> **TASK BRIEF**: Write the records out again, unchanged.

━━━ SOURCE INFORMATION

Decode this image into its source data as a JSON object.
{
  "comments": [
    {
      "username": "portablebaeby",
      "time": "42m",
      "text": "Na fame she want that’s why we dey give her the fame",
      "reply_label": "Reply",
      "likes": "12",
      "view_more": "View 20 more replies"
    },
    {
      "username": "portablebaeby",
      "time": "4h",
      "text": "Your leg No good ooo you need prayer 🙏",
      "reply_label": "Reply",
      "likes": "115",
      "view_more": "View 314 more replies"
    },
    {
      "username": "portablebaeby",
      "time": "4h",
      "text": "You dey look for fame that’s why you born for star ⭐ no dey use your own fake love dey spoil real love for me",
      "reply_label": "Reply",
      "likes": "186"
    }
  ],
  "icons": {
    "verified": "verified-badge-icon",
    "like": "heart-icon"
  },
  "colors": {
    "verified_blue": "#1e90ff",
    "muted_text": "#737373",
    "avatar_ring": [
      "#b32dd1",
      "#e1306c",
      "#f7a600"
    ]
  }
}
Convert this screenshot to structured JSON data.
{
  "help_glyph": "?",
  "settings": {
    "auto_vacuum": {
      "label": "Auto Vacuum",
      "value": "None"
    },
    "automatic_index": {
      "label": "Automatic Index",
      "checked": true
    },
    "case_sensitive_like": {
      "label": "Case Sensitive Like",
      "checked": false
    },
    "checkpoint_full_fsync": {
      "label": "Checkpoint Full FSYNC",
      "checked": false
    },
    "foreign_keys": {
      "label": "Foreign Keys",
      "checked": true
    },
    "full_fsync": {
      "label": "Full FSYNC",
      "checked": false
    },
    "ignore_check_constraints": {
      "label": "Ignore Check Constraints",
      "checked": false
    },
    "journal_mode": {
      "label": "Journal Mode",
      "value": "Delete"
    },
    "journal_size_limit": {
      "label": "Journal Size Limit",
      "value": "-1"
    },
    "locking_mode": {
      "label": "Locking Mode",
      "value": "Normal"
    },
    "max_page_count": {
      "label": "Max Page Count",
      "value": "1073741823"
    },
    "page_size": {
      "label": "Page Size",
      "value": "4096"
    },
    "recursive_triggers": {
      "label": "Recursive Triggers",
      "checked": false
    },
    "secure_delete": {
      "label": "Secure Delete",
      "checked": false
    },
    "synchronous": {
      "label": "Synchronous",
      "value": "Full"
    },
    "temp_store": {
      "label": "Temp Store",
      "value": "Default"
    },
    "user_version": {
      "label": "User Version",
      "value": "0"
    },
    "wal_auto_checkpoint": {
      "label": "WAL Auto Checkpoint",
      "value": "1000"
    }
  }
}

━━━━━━

> **SOLUTION FOR THIS EXERCISE**:
Decode this image into its source data as a JSON object.
{
  "comments": [
    {
      "username": "portablebaeby",
      "time": "42m",
      "text": "Na fame she want that’s why we dey give her the fame",
      "reply_label": "Reply",
      "likes": "12",
      "view_more": "View 20 more replies"
    },
    {
      "username": "portablebaeby",
      "time": "4h",
      "text": "Your leg No good ooo you need prayer 🙏",
      "reply_label": "Reply",
      "likes": "115",
      "view_more": "View 314 more replies"
    },
    {
      "username": "portablebaeby",
      "time": "4h",
      "text": "You dey look for fame that’s why you born for star ⭐ no dey use your own fake love dey spoil real love for me",
      "reply_label": "Reply",
      "likes": "186"
    }
  ],
  "icons": {
    "verified": "verified-badge-icon",
    "like": "heart-icon"
  },
  "colors": {
    "verified_blue": "#1e90ff",
    "muted_text": "#737373",
    "avatar_ring": [
      "#b32dd1",
      "#e1306c",
      "#f7a600"
    ]
  }
}
Convert this screenshot to structured JSON data.
{
  "help_glyph": "?",
  "settings": {
    "auto_vacuum": {
      "label": "Auto Vacuum",
      "value": "None"
    },
    "automatic_index": {
      "label": "Automatic Index",
      "checked": true
    },
    "case_sensitive_like": {
      "label": "Case Sensitive Like",
      "checked": false
    },
    "checkpoint_full_fsync": {
      "label": "Checkpoint Full FSYNC",
      "checked": false
    },
    "foreign_keys": {
      "label": "Foreign Keys",
      "checked": true
    },
    "full_fsync": {
      "label": "Full FSYNC",
      "checked": false
    },
    "ignore_check_constraints": {
      "label": "Ignore Check Constraints",
      "checked": false
    },
    "journal_mode": {
      "label": "Journal Mode",
      "value": "Delete"
    },
    "journal_size_limit": {
      "label": "Journal Size Limit",
      "value": "-1"
    },
    "locking_mode": {
      "label": "Locking Mode",
      "value": "Normal"
    },
    "max_page_count": {
      "label": "Max Page Count",
      "value": "1073741823"
    },
    "page_size": {
      "label": "Page Size",
      "value": "4096"
    },
    "recursive_triggers": {
      "label": "Recursive Triggers",
      "checked": false
    },
    "secure_delete": {
      "label": "Secure Delete",
      "checked": false
    },
    "synchronous": {
      "label": "Synchronous",
      "value": "Full"
    },
    "temp_store": {
      "label": "Temp Store",
      "value": "Default"
    },
    "user_version": {
      "label": "User Version",
      "value": "0"
    },
    "wal_auto_checkpoint": {
      "label": "WAL Auto Checkpoint",
      "value": "1000"
    }
  }
}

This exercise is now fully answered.